Qatar has awarded the first World Cup stadium construction contract to a joint venture of Belgiums Six Construct and the local Midmac Contracting Company.
The estimated $300m contract involves upgrading the existing Khalifa Stadium and increasing the seating capacity of the stadium to 60,000, from the current 45,000. The 24-month contract will also include the renovation of the museum at the surrounding Khalifa Sports City.
The consultant is Lebanons Dar al-Handasah. The client is Aspire Academy for Sports Excellence.
Khalifa Stadium has been upgraded before. In 2003, Midmac was awarded an estimated $85m contract that involved expanding Khalifa stadium for the 2006 Asian games. That 11-month contract added about 18,000 seats.
Doha is planning to spend $4bn on building nine new stadiums and expanding its existing Al-Rayyan, and Al-Gharafa stadiums as well as Khalifa Stadium.
The new Lusail Iconic stadium is the largest arena planned. It will be able to hold more than 86,000 people and will be used for the opening and closing matches. The capacity of the other eight stadiums that will be built for the tournament will range from 43,500 to 47,500.
The capacities of the Al-Rayyan and Al-Gharafa stadiums will be increased to accommodate 45,000 sporting fans.
Consultants are being appointed for the new stadiums. In February this year, Qatars Supreme Committee for Delivery & Legacy appointed the US-based Aecom as project manager and Denmarks Ramboll as design consultant for the Al-Rayyan stadium scheme.
The stadium will seat about 40,000 people during the football World Cup in 2022. Following the tournament, the stadiums modular top tier will be disassembled and used to build football facilities in developing countries that lack sporting infrastructure, in coordination with footballs governing body, Fifa.
The stadium will also contain an open-air, natural grass pitch that can be cooled to 26 degrees Celsius, with shaded spectator stands that can be cooled to between 24 and 28 degrees Celsius.

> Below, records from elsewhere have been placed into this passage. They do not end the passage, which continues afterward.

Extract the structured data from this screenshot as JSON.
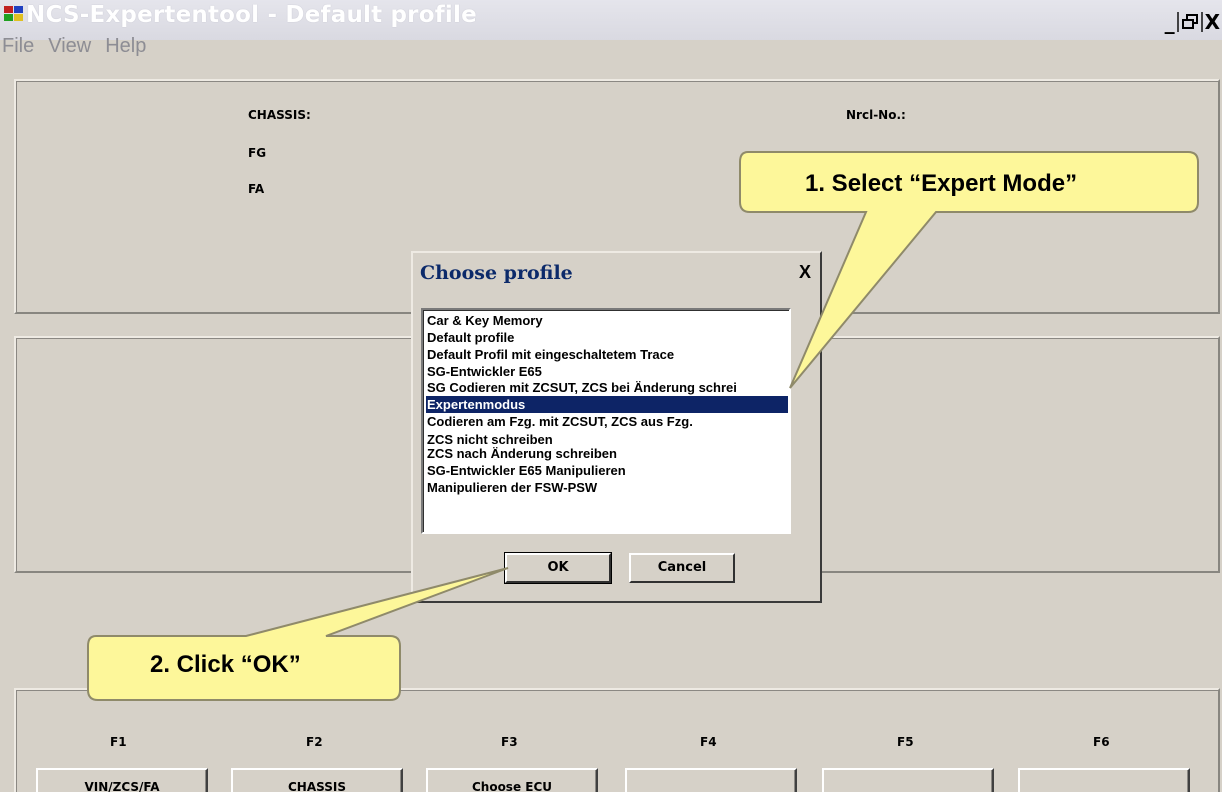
{
  "window": {
    "title": "NCS-Expertentool - Default profile",
    "minimize": "_",
    "restore": "🗗",
    "close": "X"
  },
  "menu": [
    "File",
    "View",
    "Help"
  ],
  "info": {
    "chassis_label": "CHASSIS:",
    "fg_label": "FG",
    "fa_label": "FA",
    "nrcl_label": "Nrcl-No.:"
  },
  "dialog": {
    "title": "Choose profile",
    "close": "X",
    "items": [
      "Car & Key Memory",
      "Default profile",
      "Default Profil mit eingeschaltetem Trace",
      "SG-Entwickler E65",
      "SG Codieren mit ZCSUT, ZCS bei Änderung schrei",
      "Expertenmodus",
      "Codieren am Fzg. mit ZCSUT, ZCS aus Fzg.",
      "ZCS nicht schreiben",
      "ZCS nach Änderung schreiben",
      "SG-Entwickler E65 Manipulieren",
      "Manipulieren der FSW-PSW"
    ],
    "selected_index": 5,
    "ok_label": "OK",
    "cancel_label": "Cancel"
  },
  "function_keys": {
    "labels": [
      "F1",
      "F2",
      "F3",
      "F4",
      "F5",
      "F6"
    ],
    "buttons": [
      "VIN/ZCS/FA",
      "CHASSIS",
      "Choose ECU",
      "",
      "",
      ""
    ]
  },
  "callouts": {
    "step1": "1. Select “Expert Mode”",
    "step2": "2. Click “OK”",
    "fill_color": "#fdf79a",
    "stroke_color": "#8f8a6a"
  },
  "colors": {
    "background": "#d6d1c8",
    "selection": "#0d2466",
    "dialog_title": "#0c2a6a"
  }
}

In May 2013, Aecom was appointed design consultant and the local office of Kuwait-based KEO Consultants as project manager for the Al-Wakrah stadium project.